, and his descendants were counts
As a successor state for the Visigothic Kingdom
(along with Aquitania
) inherited the Visigothic Law
and Roman Law which had combined to allow women more rights then
their contemporaries would enjoy until the 20th century.
Particularly with the Liber
as codified 642/643 and expanded on in the Code of
Recceswinth in 653, women could inherit land and title and manage
it independently from their husbands or male relations, dispose of
their property in legal wills if they had no heirs, and women could
represent themselves and bear witness in court by age 14 and
arrange for their own marriages by age 20. As a consequence,
practiced succession law for the nobility.
- :It had long been thought that he was succeeded directly by
William III. However, recent research suggests adding at
least one and probably three previously overlooked counts.
That two were named Raymond has resulted in conflicting
numbering systems, but most historians continue to use the
traditional numbering for later Raymonds.

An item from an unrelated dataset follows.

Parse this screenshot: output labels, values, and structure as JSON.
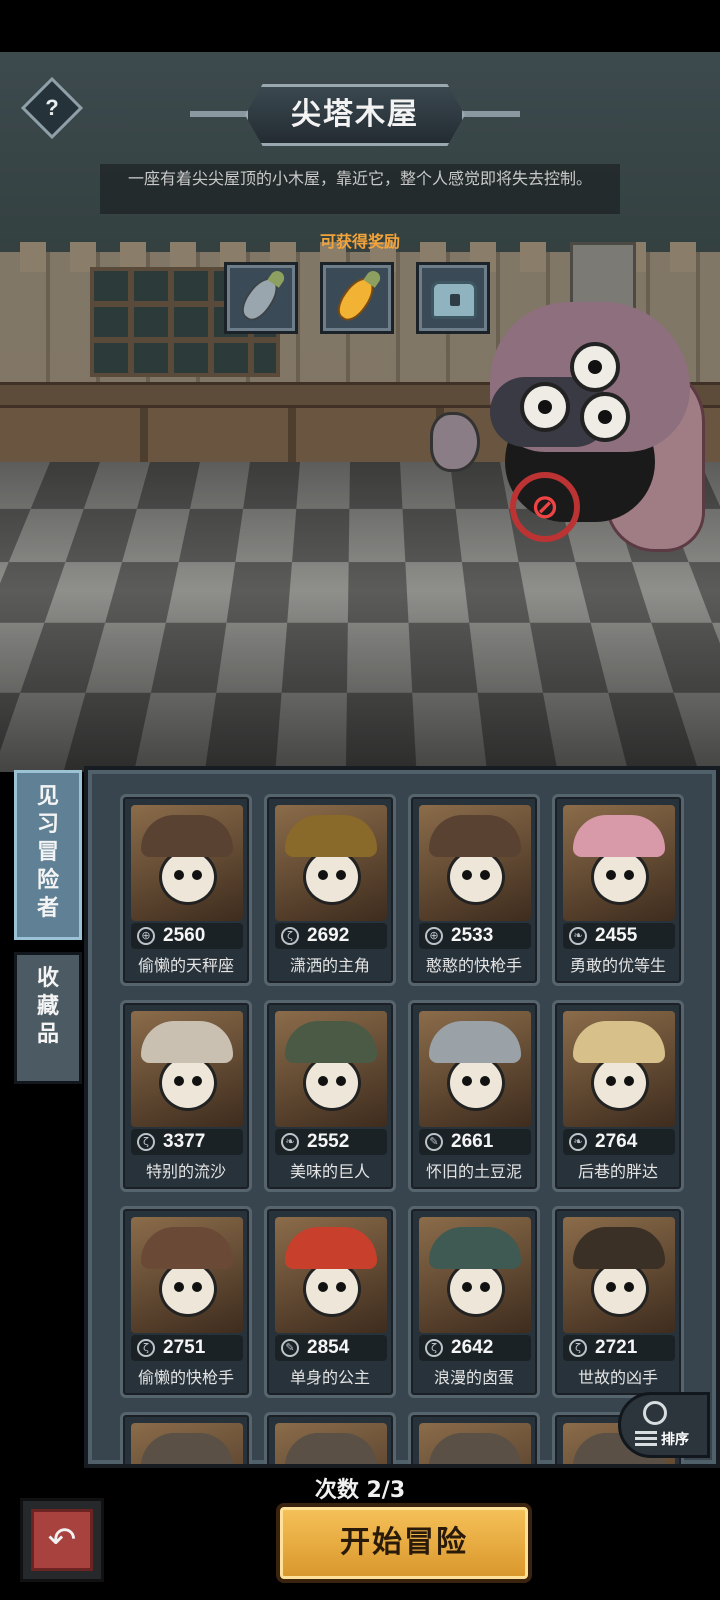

House of Toulouse, junior branch
At that point Toulouse passed to the Crown of France, by the terms
of the Treaty of Meaux
In 1681, Toulouse was resurrected as a royal appanage
He was an illegitimate son of Louis and his longest serving
marquise de Montespan
MacCarthy Reagh of Spring House
Justin MacCarthy Reagh (1744-1811),
Spring House, Bansha, County
Tipperary, of the
princely House of Carbery of the Irish
Eóganachta dynasty, was made Count
of Toulouse by Louis XVI.
He was succeeded in the title by his son, Robert Joseph MacCarthy
(1770-1827), Aide de Camp to the Prince De Condi. His son in turn,
Justin-Marie-Laurent-Robert (1811-1861) succeeded as the 3rd Count
MacCarthy of Toulouse. The 4th and finalCount MacCarthy was
Nicholas Francis Joseph (1833-1906), first cousin of the 3rd Count.
The male line then became extinct on the death without issue of
- Genty, Roger. Les Comtes de Toulouse: Histoire et
Traditions. Editions de Poliphile, 1987.
- Brémond, Alphonse, Nobiliaire toulousain. Bonnal et Gibrac. 1863.